Greetings, my fellow port swillers!

Ol’ Robbo cannot now recall whether some friend of the decanter recommended them to him or not, but I’ve been trying out the Beeb’s recent “Father Brown Mysteries” with Mark Williams in the title role.

I have to confess that after watching the first three episodes, I’m not really all that impressed.  I don’t hate the show, mind you, but I don’t feel much desire to whistle up the next DVD from Netflix, either.

For one thing, there is of course the total impossibility of translating GKC’s extremely lush writing style into a screenplay.  (The way he describes a scene is every bit as important as the substance of the scene itself.  Want a perfect example? Read his description of the arrival of Innocent Smith at Beacon House in Manalive.  It’s overwhelming.)  There’s also GKC’s overriding theme that Faith and Reason are not antithetical, but in fact are allies because God Himself is the ultimate Reason.  It’s not that the shows seem disrespectful, exactly, but that they seem to scootch past this as quickly as possible to get on with the sleuthing.  (Perhaps this was just an early hook to pull in viewers and these deeper issues get more treatment in later episodes.  I just don’t know.)

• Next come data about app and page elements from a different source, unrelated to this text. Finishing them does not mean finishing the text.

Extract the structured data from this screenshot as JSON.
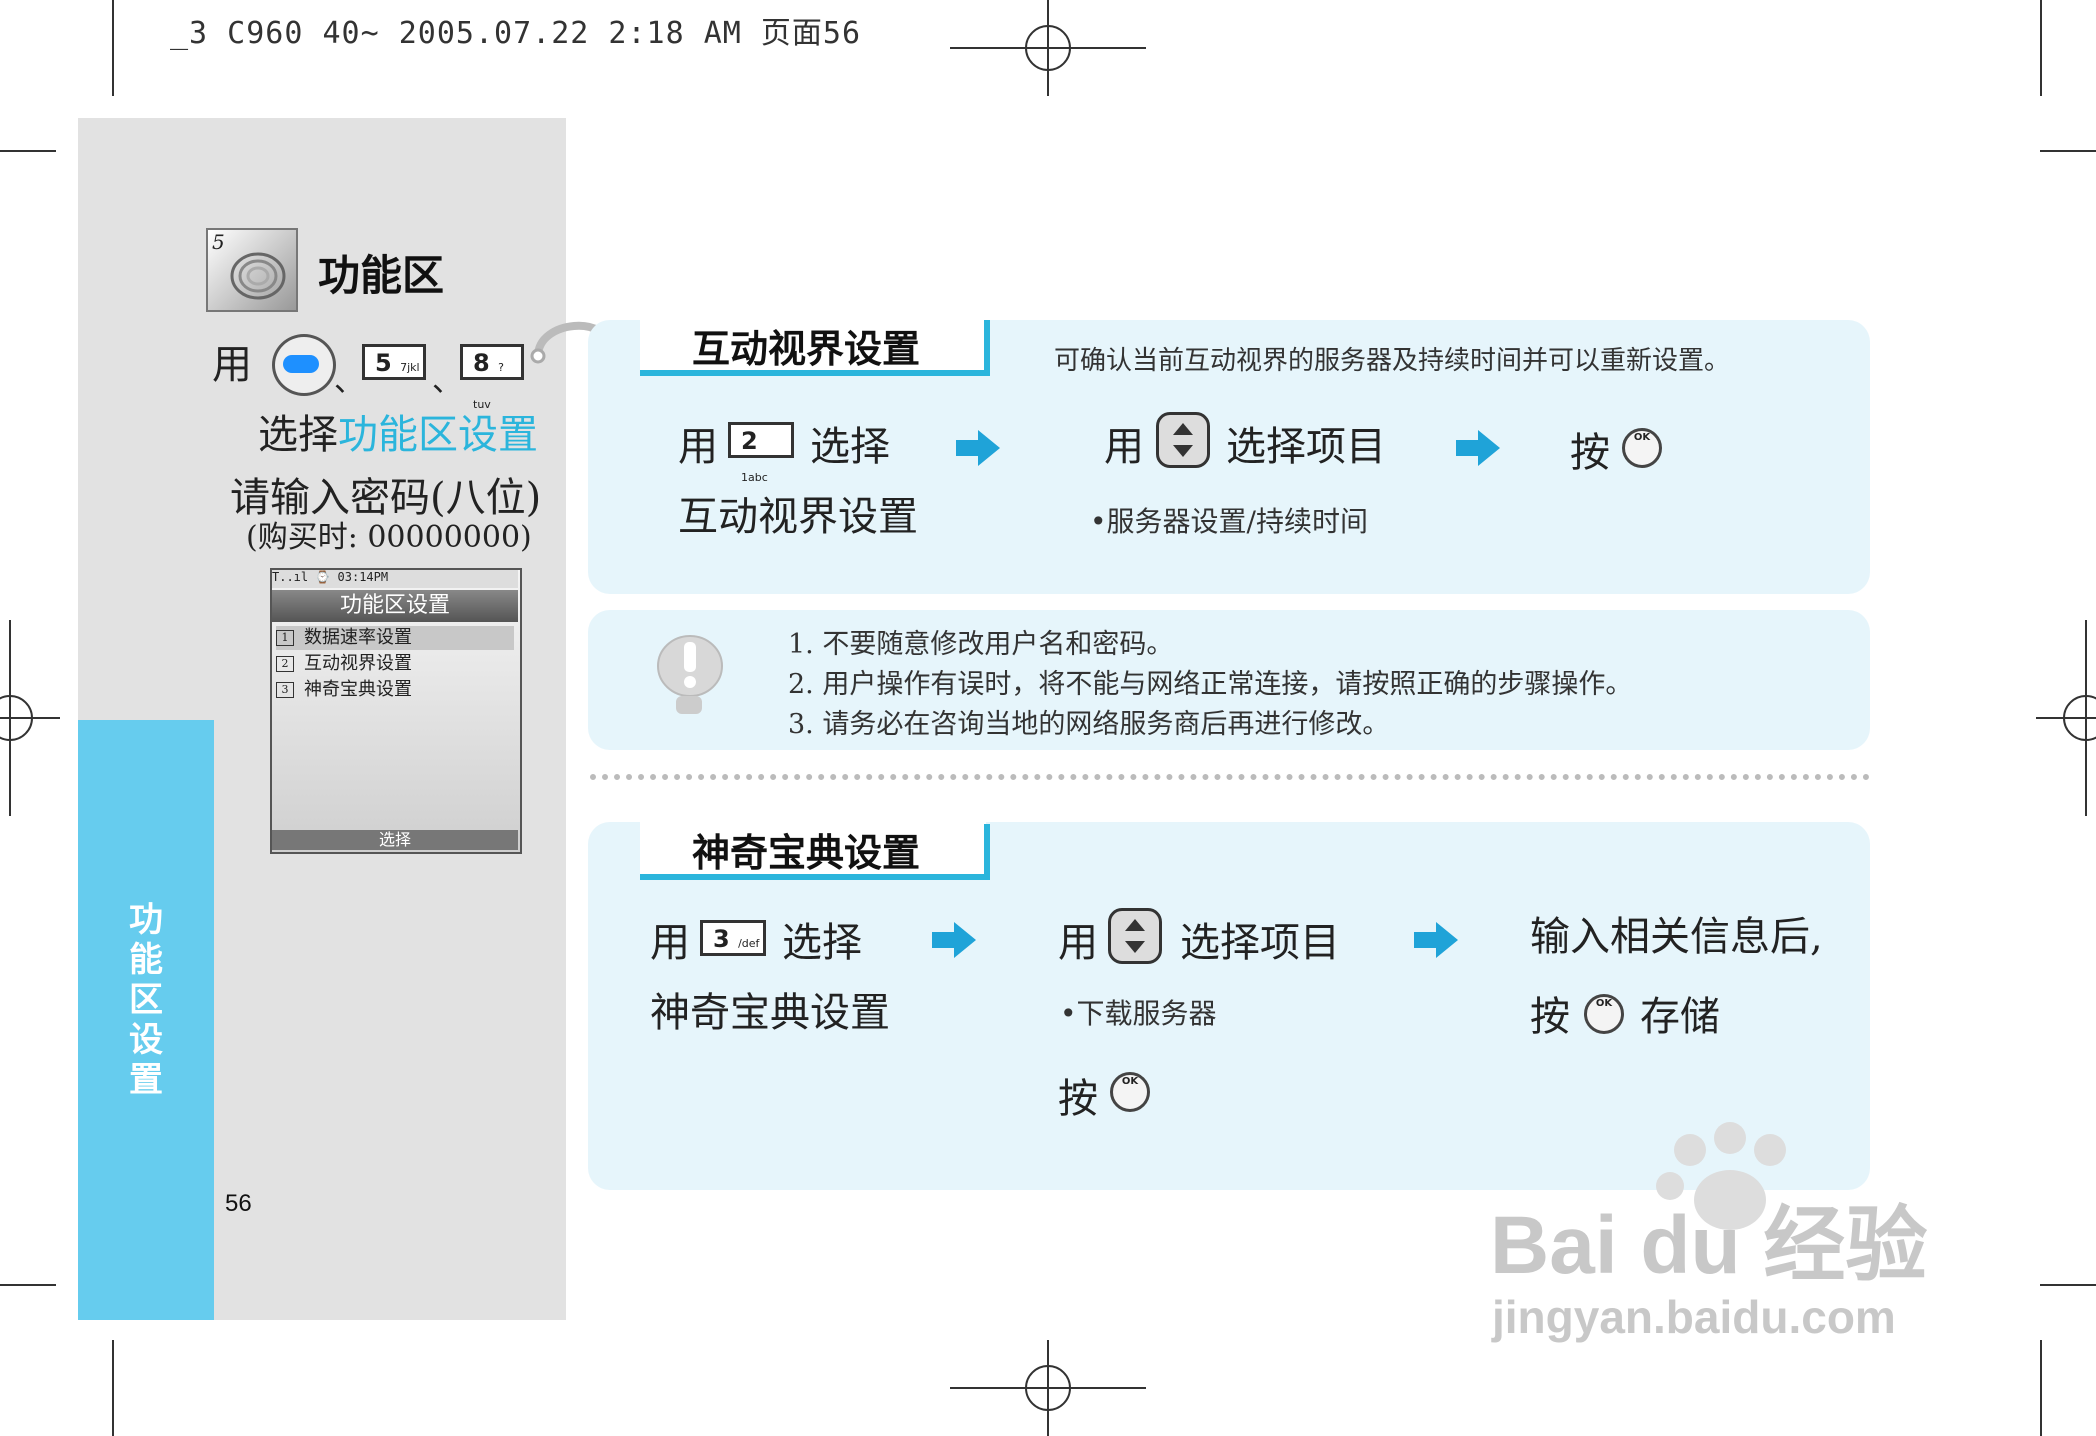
{
  "header": {
    "print_line": "_3 C960 40~ 2005.07.22 2:18 AM 页面56"
  },
  "left": {
    "icon_number": "5",
    "title": "功能区",
    "use_word": "用",
    "keys": [
      {
        "digit": "5",
        "letters": "jkl",
        "sup": "7"
      },
      {
        "digit": "8",
        "letters": "tuv",
        "sup": "?"
      }
    ],
    "separator": "、",
    "select_prefix": "选择",
    "select_target": "功能区设置",
    "password_prompt": "请输入密码(八位)",
    "password_note": "(购买时: 00000000)",
    "side_tab": [
      "功",
      "能",
      "区",
      "设",
      "置"
    ],
    "page_number": "56"
  },
  "phone_screen": {
    "status": "T..ıl   ⌚   03:14PM",
    "title": "功能区设置",
    "items": [
      {
        "num": "1",
        "label": "数据速率设置"
      },
      {
        "num": "2",
        "label": "互动视界设置"
      },
      {
        "num": "3",
        "label": "神奇宝典设置"
      }
    ],
    "softkey": "选择"
  },
  "section1": {
    "title": "互动视界设置",
    "description": "可确认当前互动视界的服务器及持续时间并可以重新设置。",
    "step1_use": "用",
    "step1_key": {
      "digit": "2",
      "letters": "abc",
      "sup": "1"
    },
    "step1_select": "选择",
    "step1_target": "互动视界设置",
    "step2_use": "用",
    "step2_text": "选择项目",
    "step2_bullet": "•服务器设置/持续时间",
    "step3_text": "按",
    "ok_label": "OK"
  },
  "notes": {
    "items": [
      "1. 不要随意修改用户名和密码。",
      "2. 用户操作有误时，将不能与网络正常连接，请按照正确的步骤操作。",
      "3. 请务必在咨询当地的网络服务商后再进行修改。"
    ]
  },
  "section2": {
    "title": "神奇宝典设置",
    "step1_use": "用",
    "step1_key": {
      "digit": "3",
      "letters": "def",
      "sup": "/"
    },
    "step1_select": "选择",
    "step1_target": "神奇宝典设置",
    "step2_use": "用",
    "step2_text": "选择项目",
    "step2_bullet": "•下载服务器",
    "step2_press": "按",
    "step3_line1": "输入相关信息后,",
    "step3_press": "按",
    "step3_save": "存储",
    "ok_label": "OK"
  },
  "watermark": {
    "brand": "Bai du 经验",
    "url": "jingyan.baidu.com"
  },
  "colors": {
    "accent": "#2bb5dc",
    "side_tab": "#66ccee",
    "panel": "#e2e2e2",
    "box": "#e6f5fb"
  }
}
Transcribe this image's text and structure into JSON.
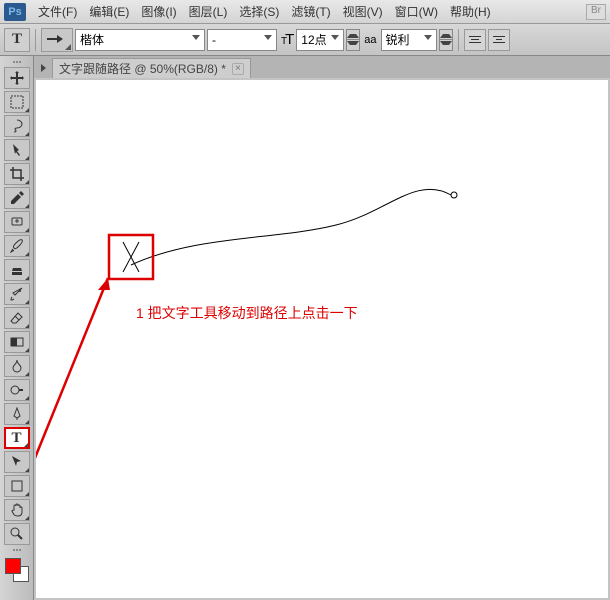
{
  "menu": {
    "items": [
      "文件(F)",
      "编辑(E)",
      "图像(I)",
      "图层(L)",
      "选择(S)",
      "滤镜(T)",
      "视图(V)",
      "窗口(W)",
      "帮助(H)"
    ],
    "br": "Br"
  },
  "options": {
    "font_family": "楷体",
    "font_style": "-",
    "font_size": "12点",
    "aa_label": "aa",
    "aa_mode": "锐利"
  },
  "doc": {
    "tab_title": "文字跟随路径 @ 50%(RGB/8) *"
  },
  "annotation": "1 把文字工具移动到路径上点击一下"
}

Discounting that, however, I have some other nits as well.  For instance, the show seems to not include M. Hercule Flambeau, a reformed French mastermind of thievery and Father Brown’s usual companion, at all.  In the books, Brown often delivers his piercing observations on human nature and the eternal battle between Good and Evil in his discussions with Flambeau, but here he obviously can’t.   Instead, to the extent he says anything at all, Brown’s conversation seems to be directed toward a regular cast of side characters, including a nosey church secretary, an outrageous village flirt, some kind of Eastern European maid, and a snarky chauffer, none of whom I recall from the original stories.  Then there’s the local inspector, who I’d swear had the same lines in all three episodes I watched: “I’ve got motive and opportunity, and that’s enough,” and, “I’m placing you under arrest for suspicion of the murder of [X]”.

And that’s another thing.  In the GKC stories, Father Brown (and M. Flambeau) find themselves in various locales around GB and the Continent.  All the action in the shows seems to take place in the same small village, which would lead one to think the place must be awash in blood and to wonder just how long it can last with all of its denizens being snuffed out one after another.

All that said, I don’t think Williams is especially bad in the role of Father B, although I think he’s too physically large for the part.  (Brown is supposed to be a little, unnoticeable man.)  No doubt he was cast because of his ability to bug his eyes out and purse his lips in distracted contemplation.

And on that note, I would still love to see Alec Guinness’s turn in the role.  I should think he would have been perfect.  And if I am not mistaken, I believe I read somewhere that the exposure to the Faith that Guinness received through his playing of Father Brown was a big factor in his decision to swim the Tiber himself.  (When I went to the devil’s website to find this film, I saw it was only a couple bucks.  So why not?  Guess I will see it.)

Anyhoo, I think I’d give this series two glasses of port (and maybe an extra sip) out of five.